Yesterday in Question Time the Greens' David Clendon took the government to task over legal aid cuts. National has cut legal aid funding by 15% in the last five years and reduced access, leading to a rise in clients who cannot afford lawyers representing themselves (which is both bad for them - the lawyer who represents themself has a fool for a client - and for the court system, as their inexperience leads to delay and disruption). But National doesn't think this is a problem, and certainly not one attributable to its cuts. And it insists that

the courts are open to those who wish to avail themselves of them

In other words, "let them eat cake". Which is I guess the answer we can expect from Ministers on quarter of a million dollar salaries about anything affecting real people.

Meanwhile, in the UK, we can get a glimpse of our future. Over there, the government has also cut legal aid, driven by the same relentless push for austerity and uncaring attitude to access to justice. The result?

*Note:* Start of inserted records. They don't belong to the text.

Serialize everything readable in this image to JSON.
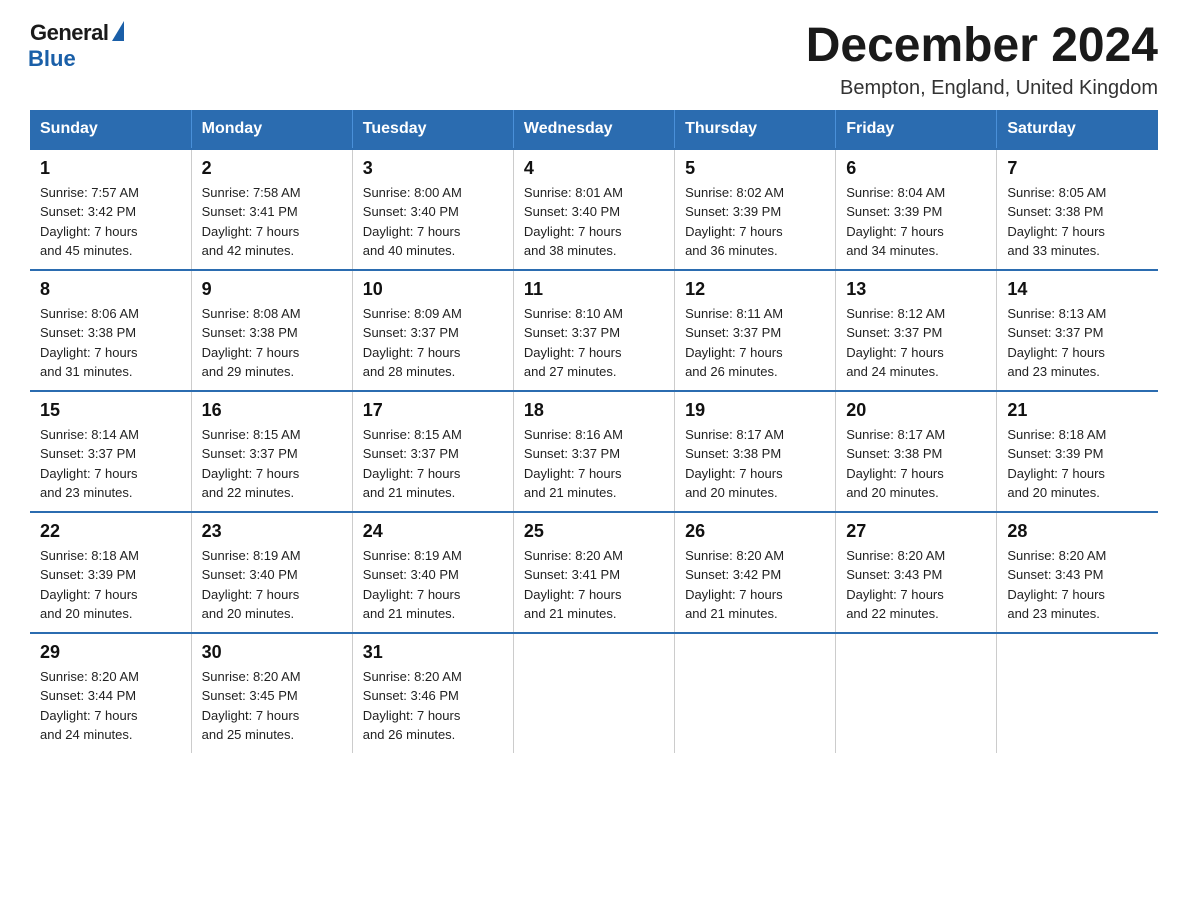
{
  "logo": {
    "general": "General",
    "blue": "Blue"
  },
  "title": "December 2024",
  "location": "Bempton, England, United Kingdom",
  "headers": [
    "Sunday",
    "Monday",
    "Tuesday",
    "Wednesday",
    "Thursday",
    "Friday",
    "Saturday"
  ],
  "weeks": [
    [
      {
        "day": "1",
        "info": "Sunrise: 7:57 AM\nSunset: 3:42 PM\nDaylight: 7 hours\nand 45 minutes."
      },
      {
        "day": "2",
        "info": "Sunrise: 7:58 AM\nSunset: 3:41 PM\nDaylight: 7 hours\nand 42 minutes."
      },
      {
        "day": "3",
        "info": "Sunrise: 8:00 AM\nSunset: 3:40 PM\nDaylight: 7 hours\nand 40 minutes."
      },
      {
        "day": "4",
        "info": "Sunrise: 8:01 AM\nSunset: 3:40 PM\nDaylight: 7 hours\nand 38 minutes."
      },
      {
        "day": "5",
        "info": "Sunrise: 8:02 AM\nSunset: 3:39 PM\nDaylight: 7 hours\nand 36 minutes."
      },
      {
        "day": "6",
        "info": "Sunrise: 8:04 AM\nSunset: 3:39 PM\nDaylight: 7 hours\nand 34 minutes."
      },
      {
        "day": "7",
        "info": "Sunrise: 8:05 AM\nSunset: 3:38 PM\nDaylight: 7 hours\nand 33 minutes."
      }
    ],
    [
      {
        "day": "8",
        "info": "Sunrise: 8:06 AM\nSunset: 3:38 PM\nDaylight: 7 hours\nand 31 minutes."
      },
      {
        "day": "9",
        "info": "Sunrise: 8:08 AM\nSunset: 3:38 PM\nDaylight: 7 hours\nand 29 minutes."
      },
      {
        "day": "10",
        "info": "Sunrise: 8:09 AM\nSunset: 3:37 PM\nDaylight: 7 hours\nand 28 minutes."
      },
      {
        "day": "11",
        "info": "Sunrise: 8:10 AM\nSunset: 3:37 PM\nDaylight: 7 hours\nand 27 minutes."
      },
      {
        "day": "12",
        "info": "Sunrise: 8:11 AM\nSunset: 3:37 PM\nDaylight: 7 hours\nand 26 minutes."
      },
      {
        "day": "13",
        "info": "Sunrise: 8:12 AM\nSunset: 3:37 PM\nDaylight: 7 hours\nand 24 minutes."
      },
      {
        "day": "14",
        "info": "Sunrise: 8:13 AM\nSunset: 3:37 PM\nDaylight: 7 hours\nand 23 minutes."
      }
    ],
    [
      {
        "day": "15",
        "info": "Sunrise: 8:14 AM\nSunset: 3:37 PM\nDaylight: 7 hours\nand 23 minutes."
      },
      {
        "day": "16",
        "info": "Sunrise: 8:15 AM\nSunset: 3:37 PM\nDaylight: 7 hours\nand 22 minutes."
      },
      {
        "day": "17",
        "info": "Sunrise: 8:15 AM\nSunset: 3:37 PM\nDaylight: 7 hours\nand 21 minutes."
      },
      {
        "day": "18",
        "info": "Sunrise: 8:16 AM\nSunset: 3:37 PM\nDaylight: 7 hours\nand 21 minutes."
      },
      {
        "day": "19",
        "info": "Sunrise: 8:17 AM\nSunset: 3:38 PM\nDaylight: 7 hours\nand 20 minutes."
      },
      {
        "day": "20",
        "info": "Sunrise: 8:17 AM\nSunset: 3:38 PM\nDaylight: 7 hours\nand 20 minutes."
      },
      {
        "day": "21",
        "info": "Sunrise: 8:18 AM\nSunset: 3:39 PM\nDaylight: 7 hours\nand 20 minutes."
      }
    ],
    [
      {
        "day": "22",
        "info": "Sunrise: 8:18 AM\nSunset: 3:39 PM\nDaylight: 7 hours\nand 20 minutes."
      },
      {
        "day": "23",
        "info": "Sunrise: 8:19 AM\nSunset: 3:40 PM\nDaylight: 7 hours\nand 20 minutes."
      },
      {
        "day": "24",
        "info": "Sunrise: 8:19 AM\nSunset: 3:40 PM\nDaylight: 7 hours\nand 21 minutes."
      },
      {
        "day": "25",
        "info": "Sunrise: 8:20 AM\nSunset: 3:41 PM\nDaylight: 7 hours\nand 21 minutes."
      },
      {
        "day": "26",
        "info": "Sunrise: 8:20 AM\nSunset: 3:42 PM\nDaylight: 7 hours\nand 21 minutes."
      },
      {
        "day": "27",
        "info": "Sunrise: 8:20 AM\nSunset: 3:43 PM\nDaylight: 7 hours\nand 22 minutes."
      },
      {
        "day": "28",
        "info": "Sunrise: 8:20 AM\nSunset: 3:43 PM\nDaylight: 7 hours\nand 23 minutes."
      }
    ],
    [
      {
        "day": "29",
        "info": "Sunrise: 8:20 AM\nSunset: 3:44 PM\nDaylight: 7 hours\nand 24 minutes."
      },
      {
        "day": "30",
        "info": "Sunrise: 8:20 AM\nSunset: 3:45 PM\nDaylight: 7 hours\nand 25 minutes."
      },
      {
        "day": "31",
        "info": "Sunrise: 8:20 AM\nSunset: 3:46 PM\nDaylight: 7 hours\nand 26 minutes."
      },
      null,
      null,
      null,
      null
    ]
  ]
}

Yesterday, the lawyers went on strike:
Today is the first day of a wildcat legal strike across the country. Those who find themselves arrested will struggle to get legal aid representation. Within days, the courts system could grind to a halt.

It is happening across England and Wales. The strike will be followed in Merseyside, Greater Manchester, London, Devon, Leeds, Cardiff, Halifax, Derby, Birmingham, Sunderland, north and south Tyneside, Newcastle, Huddersfield, Dewsbury, Bradford, Hull, Kent and Reading. It's impact will be felt everywhere.

It is not technically a strike. Lawyers can't strike. Instead, meetings across the country saw solicitors and barristers gather together and come to individual decisions about whether they would back the action. It is a convoluted process with a complex way of refusing labour.

Basicly, they're refusing to accept legal aid cases anymore. Which means that people arrested will all have to queue for the services of already overworked duty solicitors, and will (if sensible) exercise their right to refuse to be interviewed without a lawyer present, meaning that they can't be interviewed at all. The courts will face similar blockages. If the strike holds, the entire system will fall over, because it essentially operates by goodwill.

That's only one part of the problem, but if New Zealand lawyers want to be properly paid for legal aid services, maybe they should try the same thing here?